As a nod to the Japanese film genre, Swordplay has been renamed Chambara. Like the other activities in Switch Sports, it’s easy to learn and difficult to master – you use Joy-Con movements to attack and block incoming swipes, as you ultimately attempt to knock your enemy repeatedly backwards and off a platform. Attacks must follow the direction of an opponent’s block to land successfully, or you need to move when the other player isn’t blocking. Chambara can range from being tense and strategic to a manic clashing of blades, but it’s great fun regardless.
And then there’s the ultimate classic, bowling. It’s just as brilliant today as it was when Wii Sports made its debut in 2006, with options to change the angle of your swing, add spin, and other tweaks to your bowl. It also now comes with an added Special Mode that puts obstacles along the lane for you to bowl around for your strikes.
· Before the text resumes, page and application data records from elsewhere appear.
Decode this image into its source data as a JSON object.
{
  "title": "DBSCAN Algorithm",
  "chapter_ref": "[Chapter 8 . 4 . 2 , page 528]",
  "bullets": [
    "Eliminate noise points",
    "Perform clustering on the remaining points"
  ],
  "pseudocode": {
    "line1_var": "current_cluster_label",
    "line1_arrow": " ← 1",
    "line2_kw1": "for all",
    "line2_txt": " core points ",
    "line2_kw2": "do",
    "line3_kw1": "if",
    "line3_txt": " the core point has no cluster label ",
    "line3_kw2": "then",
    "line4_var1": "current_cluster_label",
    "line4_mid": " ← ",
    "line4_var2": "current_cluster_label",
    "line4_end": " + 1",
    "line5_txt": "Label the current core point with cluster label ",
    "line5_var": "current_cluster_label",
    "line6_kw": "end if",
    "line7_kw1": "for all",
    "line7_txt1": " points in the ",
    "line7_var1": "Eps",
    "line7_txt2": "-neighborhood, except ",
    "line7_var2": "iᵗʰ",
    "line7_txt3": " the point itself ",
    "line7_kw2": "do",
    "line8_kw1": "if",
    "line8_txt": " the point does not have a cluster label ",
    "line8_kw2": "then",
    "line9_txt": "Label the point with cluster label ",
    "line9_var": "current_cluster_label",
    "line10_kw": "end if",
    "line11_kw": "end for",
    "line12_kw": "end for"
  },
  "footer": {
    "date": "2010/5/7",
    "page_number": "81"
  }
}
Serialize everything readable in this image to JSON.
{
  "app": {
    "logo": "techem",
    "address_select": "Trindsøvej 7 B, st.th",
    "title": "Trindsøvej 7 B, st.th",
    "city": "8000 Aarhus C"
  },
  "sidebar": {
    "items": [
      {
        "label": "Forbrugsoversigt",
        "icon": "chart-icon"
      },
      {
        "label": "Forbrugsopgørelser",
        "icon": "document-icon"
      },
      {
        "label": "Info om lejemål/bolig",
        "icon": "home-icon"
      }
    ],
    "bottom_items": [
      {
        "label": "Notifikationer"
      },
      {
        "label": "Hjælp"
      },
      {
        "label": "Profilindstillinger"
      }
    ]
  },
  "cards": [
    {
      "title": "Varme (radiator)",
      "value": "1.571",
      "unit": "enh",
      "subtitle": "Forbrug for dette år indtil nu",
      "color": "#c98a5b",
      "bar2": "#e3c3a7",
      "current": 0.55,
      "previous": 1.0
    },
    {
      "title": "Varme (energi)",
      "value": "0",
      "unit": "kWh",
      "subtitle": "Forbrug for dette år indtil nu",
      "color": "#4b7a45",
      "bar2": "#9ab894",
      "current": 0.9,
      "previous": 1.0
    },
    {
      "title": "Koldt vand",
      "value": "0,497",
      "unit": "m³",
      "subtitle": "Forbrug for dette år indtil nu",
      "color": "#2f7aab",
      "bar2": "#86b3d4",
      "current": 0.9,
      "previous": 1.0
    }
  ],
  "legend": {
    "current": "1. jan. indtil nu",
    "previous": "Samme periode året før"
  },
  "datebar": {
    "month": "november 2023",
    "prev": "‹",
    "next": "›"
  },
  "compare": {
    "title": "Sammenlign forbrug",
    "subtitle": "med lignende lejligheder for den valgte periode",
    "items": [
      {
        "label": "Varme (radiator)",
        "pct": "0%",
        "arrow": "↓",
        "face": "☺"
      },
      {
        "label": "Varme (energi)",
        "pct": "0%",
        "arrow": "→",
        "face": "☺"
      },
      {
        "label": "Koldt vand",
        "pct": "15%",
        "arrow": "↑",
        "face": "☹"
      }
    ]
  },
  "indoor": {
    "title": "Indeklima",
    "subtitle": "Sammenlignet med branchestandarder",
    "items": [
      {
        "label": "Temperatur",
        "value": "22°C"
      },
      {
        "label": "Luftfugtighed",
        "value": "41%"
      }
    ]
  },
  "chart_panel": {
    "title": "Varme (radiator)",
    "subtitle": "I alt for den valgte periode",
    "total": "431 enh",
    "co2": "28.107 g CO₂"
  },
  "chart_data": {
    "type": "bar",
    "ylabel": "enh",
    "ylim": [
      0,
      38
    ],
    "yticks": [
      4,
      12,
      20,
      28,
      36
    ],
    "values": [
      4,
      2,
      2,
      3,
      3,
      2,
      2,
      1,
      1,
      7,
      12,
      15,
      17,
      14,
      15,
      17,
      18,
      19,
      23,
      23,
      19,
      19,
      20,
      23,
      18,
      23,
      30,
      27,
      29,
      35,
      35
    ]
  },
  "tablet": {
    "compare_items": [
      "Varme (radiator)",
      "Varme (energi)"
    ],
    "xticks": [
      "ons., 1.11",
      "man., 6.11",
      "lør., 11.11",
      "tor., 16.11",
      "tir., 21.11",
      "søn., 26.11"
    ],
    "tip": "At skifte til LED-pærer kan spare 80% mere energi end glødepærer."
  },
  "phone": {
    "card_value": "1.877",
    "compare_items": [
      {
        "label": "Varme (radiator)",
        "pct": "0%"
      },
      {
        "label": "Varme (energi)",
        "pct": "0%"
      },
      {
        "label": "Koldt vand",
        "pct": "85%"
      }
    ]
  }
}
It’s not quite a crazy golf take on bowling, but it’s close. It’s simplicity has always been its strength, and it’s a really great way to kick off the Switch Sports experience with someone who has never had a chance to try it.
Interestingly, Nintendo has already confirmed that there are more features coming later for Switch Sports. First, you’ll get leg strap support for the one-on-one and four-on-four football matches in Summer 2022, and then in the fall, the seventh sport – golf – will be added to the game. It’s an interesting way of distributing content, and feels more like features that weren’t quite ready for its April 29 release date than a meaningful roadmap for Switch Sports.
Other new elements include character customization. Like with Mario Kart 8 and other titles, Nintendo has also moved away from Miis for Switch Sports too. Instead, you get a customizable character with a more realistic look, albeit still a rather adorable one. There are options for your face and hair, and some basic clothing color options to begin with, but online play will give you the opportunity to earn more cosmetic items.
And that’s where this review-in-progress comes in. At the time of writing, the online functionality for Switch Sports has yet to be switched on, so I’ve not had a chance to test out how the online multiplayer works. Playing online will not only ensure more replayability, but will also offer a weekly rotation of new clothing and gear to unlock for your character. Allegedly, the online mode will also offer some kind of achievements, which it really feels like the offline game is missing. After all, the online mode comes with the additional cost of the Switch Online membership.
So while nostalgia can get you so far, Switch Sports’ entire success really does hinge on your access to other players. While Switch Sports is fun for a while solo, it lacks incentives to carry on playing beyond just enjoying yourself, and the lack of variety to the locations you play in doesn’t help. It’s just one local, visually impressive Spocco Park. If you’ve got friends to play with of course – either locally or online – the enjoyment increases tenfold. So, for now, we’re holding full judgment until we can really test how it brings Switch Sports into the modern era, and how – hopefully – it elevates this nostalgia boost to something more than a new version of the Wii’s free launch game.
Nintendo Switch Sports officially launches on April 29, exclusively on Switch. We’ll update this review with a full verdict and score when we’ve had time to test the online features.